| Records shown |
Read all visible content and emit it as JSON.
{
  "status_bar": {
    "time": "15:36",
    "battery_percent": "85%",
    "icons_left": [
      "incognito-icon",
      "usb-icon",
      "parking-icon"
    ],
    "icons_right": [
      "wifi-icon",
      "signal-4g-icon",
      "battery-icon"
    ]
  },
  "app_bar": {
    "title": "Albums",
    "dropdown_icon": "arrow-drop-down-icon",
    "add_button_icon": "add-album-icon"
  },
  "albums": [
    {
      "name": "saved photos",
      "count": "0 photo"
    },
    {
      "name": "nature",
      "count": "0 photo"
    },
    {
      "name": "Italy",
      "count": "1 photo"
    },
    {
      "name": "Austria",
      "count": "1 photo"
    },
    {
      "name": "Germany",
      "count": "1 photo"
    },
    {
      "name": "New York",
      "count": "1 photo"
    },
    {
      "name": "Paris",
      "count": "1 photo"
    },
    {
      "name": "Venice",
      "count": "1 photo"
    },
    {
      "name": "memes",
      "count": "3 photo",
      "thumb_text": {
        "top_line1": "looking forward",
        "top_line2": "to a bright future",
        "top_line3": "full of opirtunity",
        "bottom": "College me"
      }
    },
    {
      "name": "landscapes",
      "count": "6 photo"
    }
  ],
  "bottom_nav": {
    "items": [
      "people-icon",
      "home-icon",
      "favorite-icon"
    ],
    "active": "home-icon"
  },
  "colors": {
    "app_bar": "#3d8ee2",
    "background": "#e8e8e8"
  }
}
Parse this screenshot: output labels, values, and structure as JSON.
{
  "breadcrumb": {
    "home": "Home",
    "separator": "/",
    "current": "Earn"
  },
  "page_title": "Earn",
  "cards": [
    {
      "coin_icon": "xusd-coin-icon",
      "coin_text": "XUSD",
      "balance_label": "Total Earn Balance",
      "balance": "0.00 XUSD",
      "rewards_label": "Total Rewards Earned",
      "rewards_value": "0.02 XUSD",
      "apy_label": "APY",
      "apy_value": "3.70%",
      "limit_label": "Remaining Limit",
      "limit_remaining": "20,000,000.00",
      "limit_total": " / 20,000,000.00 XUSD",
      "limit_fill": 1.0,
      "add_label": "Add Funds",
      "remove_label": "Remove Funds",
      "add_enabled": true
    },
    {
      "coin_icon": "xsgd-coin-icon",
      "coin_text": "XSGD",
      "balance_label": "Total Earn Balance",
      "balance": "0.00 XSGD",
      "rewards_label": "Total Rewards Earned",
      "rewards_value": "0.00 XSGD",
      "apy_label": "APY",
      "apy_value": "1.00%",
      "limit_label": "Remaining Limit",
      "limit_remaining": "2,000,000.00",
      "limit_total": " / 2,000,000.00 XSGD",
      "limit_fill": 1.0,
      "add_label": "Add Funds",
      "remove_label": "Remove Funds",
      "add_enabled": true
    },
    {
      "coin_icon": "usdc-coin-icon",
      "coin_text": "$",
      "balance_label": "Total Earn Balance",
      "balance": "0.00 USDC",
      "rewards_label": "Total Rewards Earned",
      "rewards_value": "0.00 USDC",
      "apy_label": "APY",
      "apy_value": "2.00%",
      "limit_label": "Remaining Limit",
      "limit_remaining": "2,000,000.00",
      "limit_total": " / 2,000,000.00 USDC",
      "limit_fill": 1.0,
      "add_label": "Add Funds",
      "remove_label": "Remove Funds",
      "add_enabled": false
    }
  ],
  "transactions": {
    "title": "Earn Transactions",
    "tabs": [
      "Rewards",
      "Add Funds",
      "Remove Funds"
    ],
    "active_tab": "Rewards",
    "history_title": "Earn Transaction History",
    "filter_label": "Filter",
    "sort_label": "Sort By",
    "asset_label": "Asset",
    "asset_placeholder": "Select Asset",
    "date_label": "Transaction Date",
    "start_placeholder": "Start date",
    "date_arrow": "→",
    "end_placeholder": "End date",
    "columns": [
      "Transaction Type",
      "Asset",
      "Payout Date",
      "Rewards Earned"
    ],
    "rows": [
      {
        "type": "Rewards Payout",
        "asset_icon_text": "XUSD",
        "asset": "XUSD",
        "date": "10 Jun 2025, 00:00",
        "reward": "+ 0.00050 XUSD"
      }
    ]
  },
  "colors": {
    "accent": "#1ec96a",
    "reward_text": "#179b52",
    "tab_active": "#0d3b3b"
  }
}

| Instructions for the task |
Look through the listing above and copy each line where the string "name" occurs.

| Answer to this exercise |
      "name": "saved photos",
      "name": "nature",
      "name": "Italy",
      "name": "Austria",
      "name": "Germany",
      "name": "New York",
      "name": "Paris",
      "name": "Venice",
      "name": "memes",
      "name": "landscapes",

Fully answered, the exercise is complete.